Butterflies, Prehistoric Forest and Strange Science at Natural History Museum
By Robert Bernstein
We took the bus to see the Butterflies Alive exhibit at the Santa Barbara Museum of Natural History and we were treated to some other wonderful surprises as well! But hurry over to the Museum as these all end Labor Day Weekend. Here are all of my photos and videos.
We were fortunate to be at the Butterflies Alive pavilion on a sunny weekday in the early afternoon. This is when the butterflies are most active and the pavilion is least crowded.
We were told that the butterflies are brought in from a place in Florida. Since these are mostly not native to our area, the US Department of Agriculture (USDA) strictly regulates the pavilion to be sure none of the butterflies get out into the wild here.
The pavilion is not allowed to have any plants that naturally host these butterflies and only the adults are allowed in the pavilion. Eggs are destroyed when they are found. This is also a kindness to the caterpillars that would otherwise hatch as there are no plants suitable for them to eat.
The pavilion offers a chance to see the adult butterflies close up in abundance. It is OK to let them land on you. Just please don't try to catch them. And remember not to let any hitch a ride out with you!
When we left that area we were drawn in by the Prehistoric Forest! A variety of animated dinosaurs greeted us there.
Here is the playlist of my videos there. Of course, the Tyrannosaurus rex was the coolest of them
The dinosaurs make various sounds. In at least one case the sounds are claimed to be based on actual physiology of the fossils that have been found. Notably, this Parasaurolophus which was said to make a trumpet like sound.

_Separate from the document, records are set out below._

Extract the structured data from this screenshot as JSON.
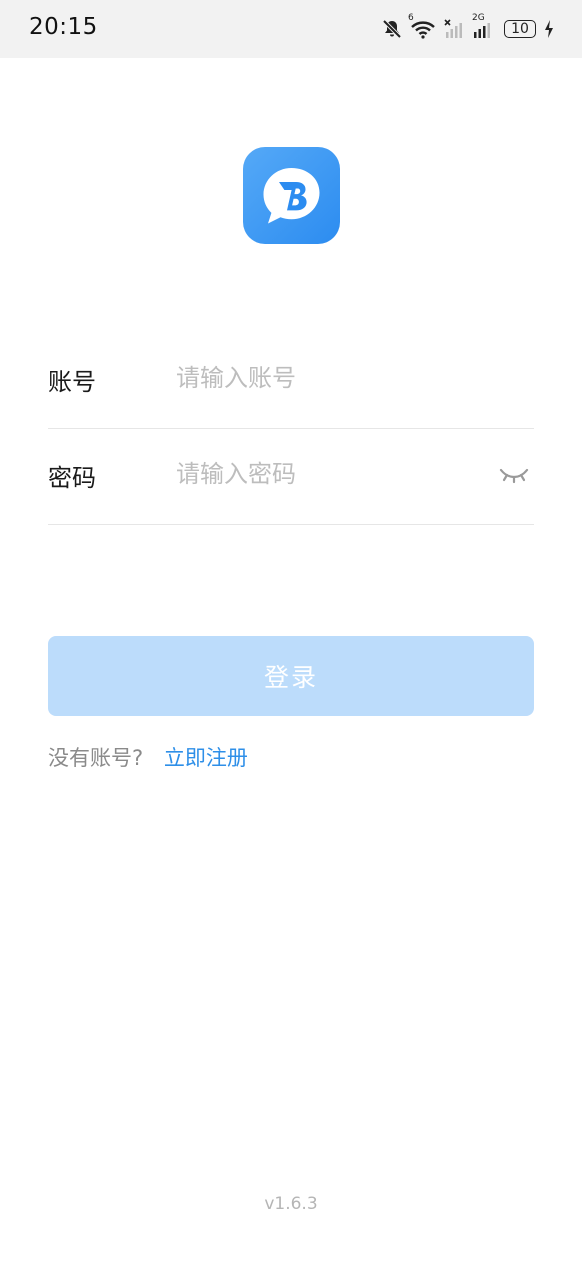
{
  "status_bar": {
    "time": "20:15",
    "battery_level": "10",
    "network_label": "2G",
    "wifi_label": "6",
    "icons": [
      "mute-bell-icon",
      "wifi-icon",
      "signal-icon",
      "signal-2g-icon",
      "battery-icon",
      "charging-icon"
    ]
  },
  "app": {
    "logo_icon": "app-logo-icon",
    "brand_color": "#2c8cf0"
  },
  "form": {
    "account": {
      "label": "账号",
      "placeholder": "请输入账号",
      "value": ""
    },
    "password": {
      "label": "密码",
      "placeholder": "请输入密码",
      "value": "",
      "toggle_icon": "eye-closed-icon"
    },
    "login_label": "登录",
    "login_color": "#bcdcfb"
  },
  "register": {
    "prompt": "没有账号?",
    "link": "立即注册",
    "link_color": "#2e8fe8"
  },
  "version": "v1.6.3"
}
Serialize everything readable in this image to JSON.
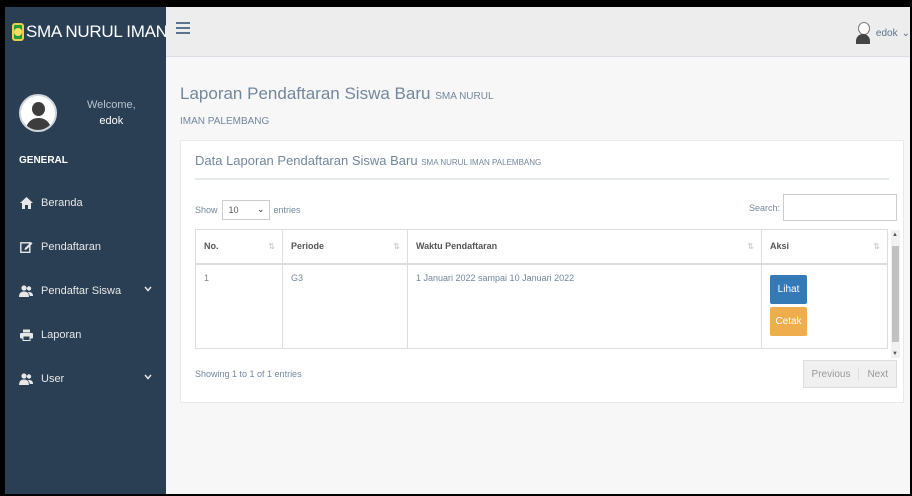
{
  "brand": {
    "name": "SMA NURUL IMAN"
  },
  "profile": {
    "welcome": "Welcome,",
    "username": "edok"
  },
  "sidebar": {
    "section_title": "GENERAL",
    "items": [
      {
        "label": "Beranda",
        "icon": "home-icon"
      },
      {
        "label": "Pendaftaran",
        "icon": "edit-icon"
      },
      {
        "label": "Pendaftar Siswa",
        "icon": "users-icon",
        "expandable": true
      },
      {
        "label": "Laporan",
        "icon": "print-icon"
      },
      {
        "label": "User",
        "icon": "users-icon",
        "expandable": true
      }
    ]
  },
  "topbar": {
    "username": "edok",
    "chevron": "⌄"
  },
  "page": {
    "title": "Laporan Pendaftaran Siswa Baru",
    "title_small_1": "SMA NURUL",
    "title_small_2": "IMAN PALEMBANG"
  },
  "panel": {
    "title": "Data Laporan Pendaftaran Siswa Baru",
    "title_small": "SMA NURUL IMAN PALEMBANG"
  },
  "table_controls": {
    "show_label": "Show",
    "page_length": "10",
    "entries_label": "entries",
    "search_label": "Search:",
    "search_value": ""
  },
  "table": {
    "columns": [
      "No.",
      "Periode",
      "Waktu Pendaftaran",
      "Aksi"
    ],
    "rows": [
      {
        "no": "1",
        "periode": "G3",
        "waktu": "1 Januari 2022 sampai 10 Januari 2022",
        "lihat": "Lihat",
        "cetak": "Cetak"
      }
    ]
  },
  "footer": {
    "info": "Showing 1 to 1 of 1 entries",
    "previous": "Previous",
    "next": "Next"
  },
  "colors": {
    "sidebar_bg": "#2a3f54",
    "btn_primary": "#337ab7",
    "btn_warning": "#f0ad4e",
    "text_muted": "#73879c"
  }
}
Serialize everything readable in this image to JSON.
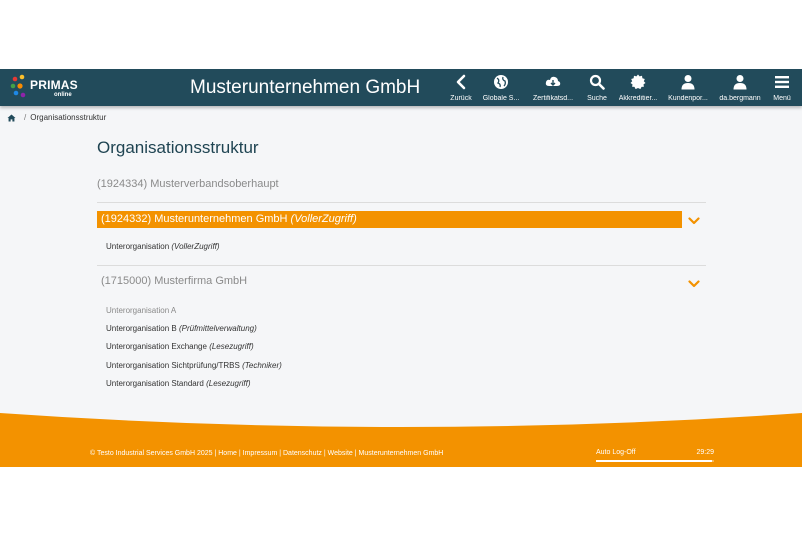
{
  "header": {
    "logo_text": "PRIMAS",
    "logo_sub": "online",
    "company_title": "Musterunternehmen GmbH",
    "nav": [
      {
        "label": "Zurück",
        "icon": "chevron-left-icon"
      },
      {
        "label": "Globale S...",
        "icon": "globe-icon"
      },
      {
        "label": "Zertifikatsd...",
        "icon": "cloud-download-icon"
      },
      {
        "label": "Suche",
        "icon": "search-icon"
      },
      {
        "label": "Akkreditier...",
        "icon": "certificate-icon"
      },
      {
        "label": "Kundenpor...",
        "icon": "user-icon"
      },
      {
        "label": "da.bergmann",
        "icon": "user-icon"
      },
      {
        "label": "Menü",
        "icon": "menu-icon"
      }
    ]
  },
  "breadcrumb": {
    "current": "Organisationsstruktur"
  },
  "page_title": "Organisationsstruktur",
  "parent_org": "(1924334) Musterverbandsoberhaupt",
  "org1": {
    "name": "(1924332) Musterunternehmen GmbH",
    "access": "(VollerZugriff)",
    "subs": [
      {
        "name": "Unterorganisation",
        "role": "(VollerZugriff)"
      }
    ]
  },
  "org2": {
    "name": "(1715000) Musterfirma GmbH",
    "subs": [
      {
        "name": "Unterorganisation A",
        "role": ""
      },
      {
        "name": "Unterorganisation B",
        "role": "(Prüfmittelverwaltung)"
      },
      {
        "name": "Unterorganisation Exchange",
        "role": "(Lesezugriff)"
      },
      {
        "name": "Unterorganisation Sichtprüfung/TRBS",
        "role": "(Techniker)"
      },
      {
        "name": "Unterorganisation Standard",
        "role": "(Lesezugriff)"
      }
    ]
  },
  "footer": {
    "copyright": "© Testo Industrial Services GmbH 2025",
    "links": [
      "Home",
      "Impressum",
      "Datenschutz",
      "Website",
      "Musterunternehmen GmbH"
    ],
    "autologoff_label": "Auto Log-Off",
    "autologoff_time": "29:29",
    "autologoff_progress": 0.98
  },
  "colors": {
    "header_bg": "#224b5b",
    "accent_orange": "#f39200",
    "title_color": "#1f4452"
  }
}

When it was time to leave, my wife bought a Freezer Monkey coconut frozen treat at the museum store. When we went outside this woman Linda Miller told us her connection: Her daughter Tiffany Buchanan makes these treats by hand in her shop in Ventura!

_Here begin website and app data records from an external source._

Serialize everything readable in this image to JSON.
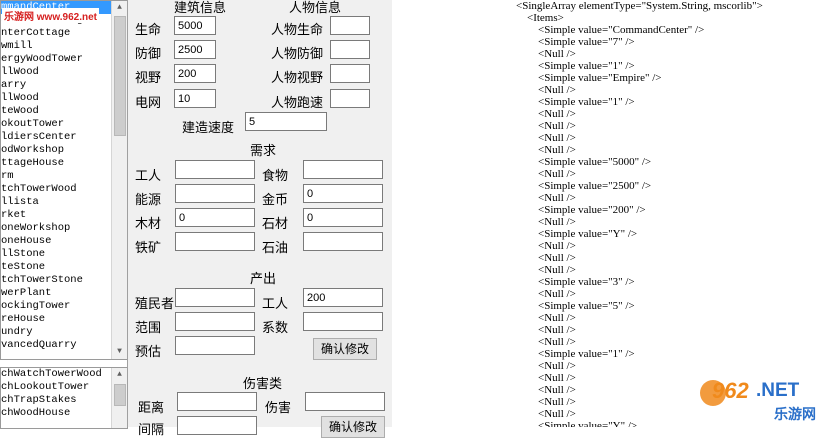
{
  "list_top": {
    "items": [
      "mmandCenter",
      "shermanCottage",
      "nterCottage",
      "wmill",
      "ergyWoodTower",
      "llWood",
      "arry",
      "llWood",
      "teWood",
      "okoutTower",
      "ldiersCenter",
      "odWorkshop",
      "ttageHouse",
      "rm",
      "tchTowerWood",
      "llista",
      "rket",
      "oneWorkshop",
      "oneHouse",
      "llStone",
      "teStone",
      "tchTowerStone",
      "werPlant",
      "ockingTower",
      "reHouse",
      "undry",
      "vancedQuarry"
    ],
    "selected_index": 0
  },
  "list_bottom": {
    "items": [
      "chWatchTowerWood",
      "chLookoutTower",
      "chTrapStakes",
      "chWoodHouse"
    ]
  },
  "watermark_small": "乐游网 www.962.net",
  "form": {
    "building_header": "建筑信息",
    "character_header": "人物信息",
    "building": [
      {
        "label": "生命",
        "value": "5000"
      },
      {
        "label": "防御",
        "value": "2500"
      },
      {
        "label": "视野",
        "value": "200"
      },
      {
        "label": "电网",
        "value": "10"
      }
    ],
    "character": [
      {
        "label": "人物生命",
        "value": ""
      },
      {
        "label": "人物防御",
        "value": ""
      },
      {
        "label": "人物视野",
        "value": ""
      },
      {
        "label": "人物跑速",
        "value": ""
      }
    ],
    "build_speed": {
      "label": "建造速度",
      "value": "5"
    },
    "needs_header": "需求",
    "needs": [
      {
        "label": "工人",
        "value": ""
      },
      {
        "label": "食物",
        "value": ""
      },
      {
        "label": "能源",
        "value": ""
      },
      {
        "label": "金币",
        "value": "0"
      },
      {
        "label": "木材",
        "value": "0"
      },
      {
        "label": "石材",
        "value": "0"
      },
      {
        "label": "铁矿",
        "value": ""
      },
      {
        "label": "石油",
        "value": ""
      }
    ],
    "output_header": "产出",
    "output": [
      {
        "label": "殖民者",
        "value": ""
      },
      {
        "label": "工人",
        "value": "200"
      },
      {
        "label": "范围",
        "value": ""
      },
      {
        "label": "系数",
        "value": ""
      },
      {
        "label": "预估",
        "value": ""
      }
    ],
    "confirm_label": "确认修改",
    "damage_header": "伤害类",
    "damage": [
      {
        "label": "距离",
        "value": ""
      },
      {
        "label": "伤害",
        "value": ""
      },
      {
        "label": "间隔",
        "value": ""
      }
    ],
    "confirm2_label": "确认修改"
  },
  "xml": {
    "lines": [
      {
        "indent": 0,
        "text": "<SingleArray elementType=\"System.String, mscorlib\">"
      },
      {
        "indent": 1,
        "text": "<Items>"
      },
      {
        "indent": 2,
        "text": "<Simple value=\"CommandCenter\" />"
      },
      {
        "indent": 2,
        "text": "<Simple value=\"7\" />"
      },
      {
        "indent": 2,
        "text": "<Null />"
      },
      {
        "indent": 2,
        "text": "<Simple value=\"1\" />"
      },
      {
        "indent": 2,
        "text": "<Simple value=\"Empire\" />"
      },
      {
        "indent": 2,
        "text": "<Null />"
      },
      {
        "indent": 2,
        "text": "<Simple value=\"1\" />"
      },
      {
        "indent": 2,
        "text": "<Null />"
      },
      {
        "indent": 2,
        "text": "<Null />"
      },
      {
        "indent": 2,
        "text": "<Null />"
      },
      {
        "indent": 2,
        "text": "<Null />"
      },
      {
        "indent": 2,
        "text": "<Simple value=\"5000\" />"
      },
      {
        "indent": 2,
        "text": "<Null />"
      },
      {
        "indent": 2,
        "text": "<Simple value=\"2500\" />"
      },
      {
        "indent": 2,
        "text": "<Null />"
      },
      {
        "indent": 2,
        "text": "<Simple value=\"200\" />"
      },
      {
        "indent": 2,
        "text": "<Null />"
      },
      {
        "indent": 2,
        "text": "<Simple value=\"Y\" />"
      },
      {
        "indent": 2,
        "text": "<Null />"
      },
      {
        "indent": 2,
        "text": "<Null />"
      },
      {
        "indent": 2,
        "text": "<Null />"
      },
      {
        "indent": 2,
        "text": "<Simple value=\"3\" />"
      },
      {
        "indent": 2,
        "text": "<Null />"
      },
      {
        "indent": 2,
        "text": "<Simple value=\"5\" />"
      },
      {
        "indent": 2,
        "text": "<Null />"
      },
      {
        "indent": 2,
        "text": "<Null />"
      },
      {
        "indent": 2,
        "text": "<Null />"
      },
      {
        "indent": 2,
        "text": "<Simple value=\"1\" />"
      },
      {
        "indent": 2,
        "text": "<Null />"
      },
      {
        "indent": 2,
        "text": "<Null />"
      },
      {
        "indent": 2,
        "text": "<Null />"
      },
      {
        "indent": 2,
        "text": "<Null />"
      },
      {
        "indent": 2,
        "text": "<Null />"
      },
      {
        "indent": 2,
        "text": "<Simple value=\"Y\" />"
      }
    ]
  },
  "watermark_large": {
    "number": "962",
    "dot_net": ".NET",
    "cn": "乐游网"
  },
  "colors": {
    "selection": "#3399ff",
    "form_bg": "#f0f0f0",
    "watermark_orange": "#f08a1c",
    "watermark_blue": "#2a6fc9"
  }
}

Linda Miller also told us that she curates the exhibits at the Maximus Gallery in the museum. She invited us to see the current "Strange Science" exhibit that is also nearly at an end.
We were very glad to have that tip and we went back in to enjoy this unique exhibit. This guy Albertus Seba created an amazing collection of detailed engravings of a wide variety of strange and wonderful living things. This was back in the 1700s.
You still have about a week to get to the Museum before these exhibits go away! Check it out!